Create dangerously, for people who read dangerously. … [Write] knowing in part that no matter how trivial your words may seem, someday, somewhere, someone may risk his or her life to read them.
And by the way, everything in life is writable about if you have the outgoing guts to do it, and the imagination to improvise. The worst enemy to creativity is self-doubt.
It didn’t occur to me that my books would be widely read at all, and that enabled me to write anything I wanted to. And even once I realized that they were being read, I still wrote as if I were writing in secret. That’s how one has to write anyway — in secret.
Writing is really a way of thinking — not just feeling but thinking about things that are disparate, unresolved, mysterious, problematic or just sweet.
Write the kind of story you would like to read. People will give you all sorts of advice about writing, but if you are not writing something you like, no one else will like it either.
We write to taste life twice, in the moment and in retrospect.
You don’t start out writing good stuff. You start out writing crap and thinking it’s good stuff, and then gradually you get better at it. That’s why I say one of the most valuable traits is persistence.
I write entirely to find out what I’m thinking, what I’m looking at, what I see and what it means. What I want and what I fear.
When in the grip of creative inspiration, he painted nonstop, “in a dumb fury of work.”
A word after a word after a word is power.
Writing is a process, a journey into memory and the soul.
Perhaps it is just as well to be rash and foolish for a while. If writers were too wise, perhaps no books would get written at all. It might be better to ask yourself ‘Why?’ afterward than before. Anyway, the force of somewhere in space which commands you to write in the first place, gives you no choice. You take up the pen when you are told, and write what is commanded.”
We do not need magic to transform our world. We carry all the power we need inside ourselves already.
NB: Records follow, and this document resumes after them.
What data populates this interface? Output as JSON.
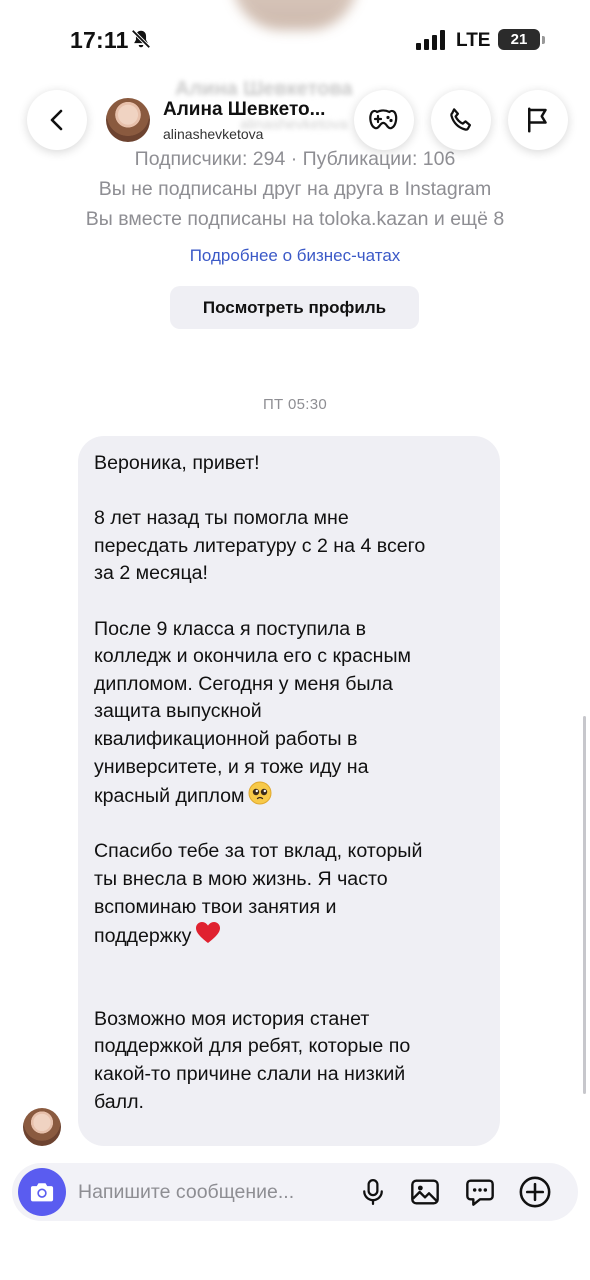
{
  "status_bar": {
    "time": "17:11",
    "network": "LTE",
    "battery": "21"
  },
  "background_profile": {
    "name": "Алина Шевкетова",
    "handle": "alinashevketova"
  },
  "header": {
    "name": "Алина Шевкето...",
    "handle": "alinashevketova"
  },
  "profile_info": {
    "stats": "Подписчики: 294 · Публикации: 106",
    "not_following": "Вы не подписаны друг на друга в Instagram",
    "mutual": "Вы вместе подписаны на toloka.kazan и ещё 8",
    "business_link": "Подробнее о бизнес-чатах",
    "view_profile": "Посмотреть профиль"
  },
  "conversation": {
    "timestamp": "ПТ 05:30",
    "message": {
      "lines": [
        "Вероника, привет!",
        "",
        "8 лет назад ты помогла мне",
        "пересдать литературу с 2 на 4 всего",
        "за 2 месяца!",
        "",
        "После 9 класса я поступила в",
        "колледж и окончила его с красным",
        "дипломом. Сегодня у меня была",
        "защита выпускной",
        "квалификационной работы в",
        "университете, и я тоже иду на",
        "красный диплом",
        "",
        "Спасибо тебе за тот вклад, который",
        "ты внесла в мою жизнь. Я часто",
        "вспоминаю твои занятия и",
        "поддержку",
        "",
        "",
        "Возможно моя история станет",
        "поддержкой для ребят, которые по",
        "какой-то причине слали на низкий",
        "балл."
      ]
    }
  },
  "composer": {
    "placeholder": "Напишите сообщение..."
  },
  "colors": {
    "accent": "#5a5cf0",
    "link": "#3b59c7",
    "bubble": "#efeff4",
    "secondary_text": "#8e8e93"
  },
  "icons": {
    "back": "chevron-left-icon",
    "games": "game-controller-icon",
    "call": "phone-icon",
    "report": "flag-icon",
    "camera": "camera-icon",
    "mic": "microphone-icon",
    "gallery": "image-icon",
    "sticker": "chat-bubble-icon",
    "add": "plus-circle-icon"
  }
}
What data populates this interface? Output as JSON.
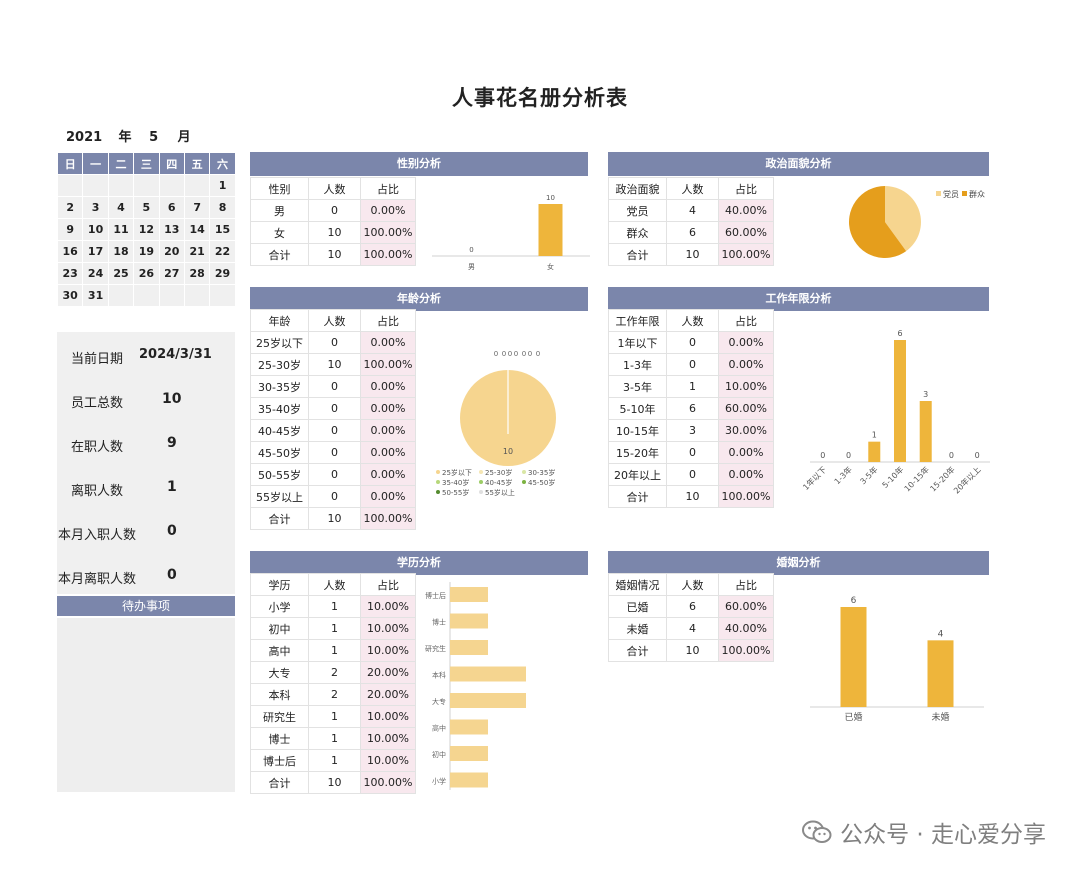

We have the power to imagine better.
The most common way people give up their power is by thinking they don’t have any.
Shortly after graduation from college, Franzen married his girlfriend, also an aspiring novelist, and the pair settled down to work in classic starving-artist fashion. They found an apartment outside Boston for $300 a month, stocked up on ten-pound bags of rice and enormous packages of frozen chicken, and allowed themselves to eat out only once a year, on their anniversary…five days a week, the couple wrote for eight hours a day, ate dinner, and then read for four or five more hours. “I was frantically driven,” Franzen said. “I got up after breakfast, sat down at the desk and worked till dark, basically.”